Requirement - Filter these entries down to the lines that hold the word "label", and show each of them.

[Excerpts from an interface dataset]
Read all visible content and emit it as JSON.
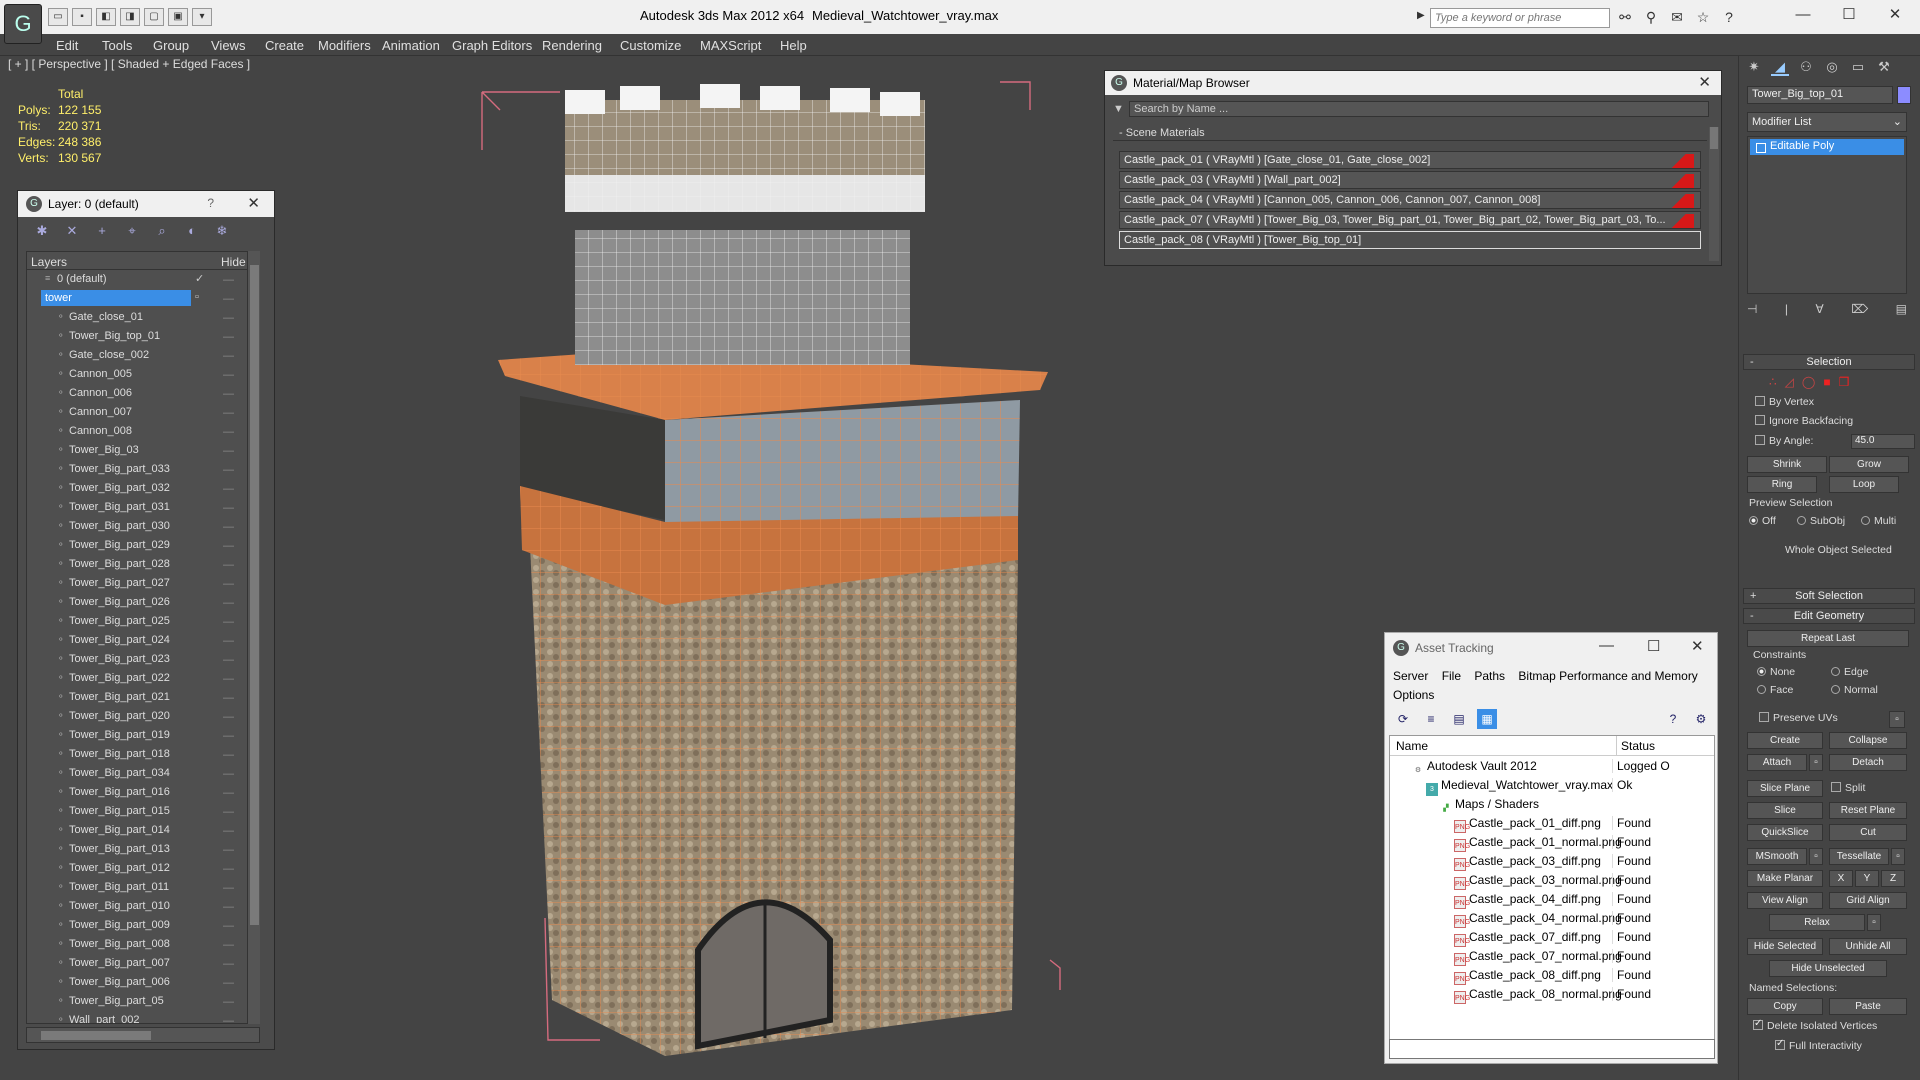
{
  "titlebar": {
    "app_title": "Autodesk 3ds Max  2012 x64",
    "file_title": "Medieval_Watchtower_vray.max",
    "search_placeholder": "Type a keyword or phrase",
    "window_controls": [
      "—",
      "☐",
      "✕"
    ]
  },
  "menu": [
    "Edit",
    "Tools",
    "Group",
    "Views",
    "Create",
    "Modifiers",
    "Animation",
    "Graph Editors",
    "Rendering",
    "Customize",
    "MAXScript",
    "Help"
  ],
  "viewport": {
    "label": "[ + ] [ Perspective ] [ Shaded + Edged Faces ]",
    "stats_header": "Total",
    "stats": [
      {
        "label": "Polys:",
        "value": "122 155"
      },
      {
        "label": "Tris:",
        "value": "220 371"
      },
      {
        "label": "Edges:",
        "value": "248 386"
      },
      {
        "label": "Verts:",
        "value": "130 567"
      }
    ]
  },
  "layer_panel": {
    "title": "Layer: 0 (default)",
    "help": "?",
    "col_layers": "Layers",
    "col_hide": "Hide",
    "rows": [
      {
        "name": "0 (default)",
        "level": 1,
        "checked": true
      },
      {
        "name": "tower",
        "level": 1,
        "selected": true
      },
      {
        "name": "Gate_close_01",
        "level": 2
      },
      {
        "name": "Tower_Big_top_01",
        "level": 2
      },
      {
        "name": "Gate_close_002",
        "level": 2
      },
      {
        "name": "Cannon_005",
        "level": 2
      },
      {
        "name": "Cannon_006",
        "level": 2
      },
      {
        "name": "Cannon_007",
        "level": 2
      },
      {
        "name": "Cannon_008",
        "level": 2
      },
      {
        "name": "Tower_Big_03",
        "level": 2
      },
      {
        "name": "Tower_Big_part_033",
        "level": 2
      },
      {
        "name": "Tower_Big_part_032",
        "level": 2
      },
      {
        "name": "Tower_Big_part_031",
        "level": 2
      },
      {
        "name": "Tower_Big_part_030",
        "level": 2
      },
      {
        "name": "Tower_Big_part_029",
        "level": 2
      },
      {
        "name": "Tower_Big_part_028",
        "level": 2
      },
      {
        "name": "Tower_Big_part_027",
        "level": 2
      },
      {
        "name": "Tower_Big_part_026",
        "level": 2
      },
      {
        "name": "Tower_Big_part_025",
        "level": 2
      },
      {
        "name": "Tower_Big_part_024",
        "level": 2
      },
      {
        "name": "Tower_Big_part_023",
        "level": 2
      },
      {
        "name": "Tower_Big_part_022",
        "level": 2
      },
      {
        "name": "Tower_Big_part_021",
        "level": 2
      },
      {
        "name": "Tower_Big_part_020",
        "level": 2
      },
      {
        "name": "Tower_Big_part_019",
        "level": 2
      },
      {
        "name": "Tower_Big_part_018",
        "level": 2
      },
      {
        "name": "Tower_Big_part_034",
        "level": 2
      },
      {
        "name": "Tower_Big_part_016",
        "level": 2
      },
      {
        "name": "Tower_Big_part_015",
        "level": 2
      },
      {
        "name": "Tower_Big_part_014",
        "level": 2
      },
      {
        "name": "Tower_Big_part_013",
        "level": 2
      },
      {
        "name": "Tower_Big_part_012",
        "level": 2
      },
      {
        "name": "Tower_Big_part_011",
        "level": 2
      },
      {
        "name": "Tower_Big_part_010",
        "level": 2
      },
      {
        "name": "Tower_Big_part_009",
        "level": 2
      },
      {
        "name": "Tower_Big_part_008",
        "level": 2
      },
      {
        "name": "Tower_Big_part_007",
        "level": 2
      },
      {
        "name": "Tower_Big_part_006",
        "level": 2
      },
      {
        "name": "Tower_Big_part_05",
        "level": 2
      },
      {
        "name": "Wall_part_002",
        "level": 2
      }
    ]
  },
  "material_browser": {
    "title": "Material/Map Browser",
    "search_placeholder": "Search by Name ...",
    "group": "Scene Materials",
    "rows": [
      "Castle_pack_01  ( VRayMtl ) [Gate_close_01, Gate_close_002]",
      "Castle_pack_03  ( VRayMtl ) [Wall_part_002]",
      "Castle_pack_04  ( VRayMtl ) [Cannon_005, Cannon_006, Cannon_007, Cannon_008]",
      "Castle_pack_07  ( VRayMtl ) [Tower_Big_03, Tower_Big_part_01, Tower_Big_part_02, Tower_Big_part_03, To...",
      "Castle_pack_08  ( VRayMtl ) [Tower_Big_top_01]"
    ]
  },
  "asset_tracking": {
    "title": "Asset Tracking",
    "menu": [
      "Server",
      "File",
      "Paths",
      "Bitmap Performance and Memory",
      "Options"
    ],
    "col_name": "Name",
    "col_status": "Status",
    "rows": [
      {
        "name": "Autodesk Vault 2012",
        "status": "Logged O",
        "indent": 1,
        "icon": "vault"
      },
      {
        "name": "Medieval_Watchtower_vray.max",
        "status": "Ok",
        "indent": 2,
        "icon": "max"
      },
      {
        "name": "Maps / Shaders",
        "status": "",
        "indent": 3,
        "icon": "folder"
      },
      {
        "name": "Castle_pack_01_diff.png",
        "status": "Found",
        "indent": 4,
        "icon": "png"
      },
      {
        "name": "Castle_pack_01_normal.png",
        "status": "Found",
        "indent": 4,
        "icon": "png"
      },
      {
        "name": "Castle_pack_03_diff.png",
        "status": "Found",
        "indent": 4,
        "icon": "png"
      },
      {
        "name": "Castle_pack_03_normal.png",
        "status": "Found",
        "indent": 4,
        "icon": "png"
      },
      {
        "name": "Castle_pack_04_diff.png",
        "status": "Found",
        "indent": 4,
        "icon": "png"
      },
      {
        "name": "Castle_pack_04_normal.png",
        "status": "Found",
        "indent": 4,
        "icon": "png"
      },
      {
        "name": "Castle_pack_07_diff.png",
        "status": "Found",
        "indent": 4,
        "icon": "png"
      },
      {
        "name": "Castle_pack_07_normal.png",
        "status": "Found",
        "indent": 4,
        "icon": "png"
      },
      {
        "name": "Castle_pack_08_diff.png",
        "status": "Found",
        "indent": 4,
        "icon": "png"
      },
      {
        "name": "Castle_pack_08_normal.png",
        "status": "Found",
        "indent": 4,
        "icon": "png"
      }
    ]
  },
  "command_panel": {
    "object_name": "Tower_Big_top_01",
    "modifier_list": "Modifier List",
    "stack_item": "Editable Poly",
    "selection": {
      "title": "Selection",
      "by_vertex": "By Vertex",
      "ignore_backfacing": "Ignore Backfacing",
      "by_angle": "By Angle:",
      "angle_value": "45.0",
      "shrink": "Shrink",
      "grow": "Grow",
      "ring": "Ring",
      "loop": "Loop",
      "preview_selection": "Preview Selection",
      "preview_off": "Off",
      "preview_subobj": "SubObj",
      "preview_multi": "Multi",
      "whole_object": "Whole Object Selected"
    },
    "soft_selection": "Soft Selection",
    "edit_geometry": {
      "title": "Edit Geometry",
      "repeat_last": "Repeat Last",
      "constraints": "Constraints",
      "c_none": "None",
      "c_edge": "Edge",
      "c_face": "Face",
      "c_normal": "Normal",
      "preserve_uvs": "Preserve UVs",
      "create": "Create",
      "collapse": "Collapse",
      "attach": "Attach",
      "detach": "Detach",
      "slice_plane": "Slice Plane",
      "split": "Split",
      "slice": "Slice",
      "reset_plane": "Reset Plane",
      "quickslice": "QuickSlice",
      "cut": "Cut",
      "msmooth": "MSmooth",
      "tessellate": "Tessellate",
      "make_planar": "Make Planar",
      "x": "X",
      "y": "Y",
      "z": "Z",
      "view_align": "View Align",
      "grid_align": "Grid Align",
      "relax": "Relax",
      "hide_selected": "Hide Selected",
      "unhide_all": "Unhide All",
      "hide_unselected": "Hide Unselected",
      "named_selections": "Named Selections:",
      "copy": "Copy",
      "paste": "Paste",
      "delete_isolated": "Delete Isolated Vertices",
      "full_interactivity": "Full Interactivity"
    }
  },
  "colors": {
    "accent": "#3a8ee6",
    "wire": "#e88a4e",
    "bbox": "#d56b7e",
    "stats": "#ffef6a"
  }
}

Answer for this exercise -
    "label": "[ + ] [ Perspective ] [ Shaded + Edged Faces ]",
        "label": "Polys:",
        "label": "Tris:",
        "label": "Edges:",
        "label": "Verts:",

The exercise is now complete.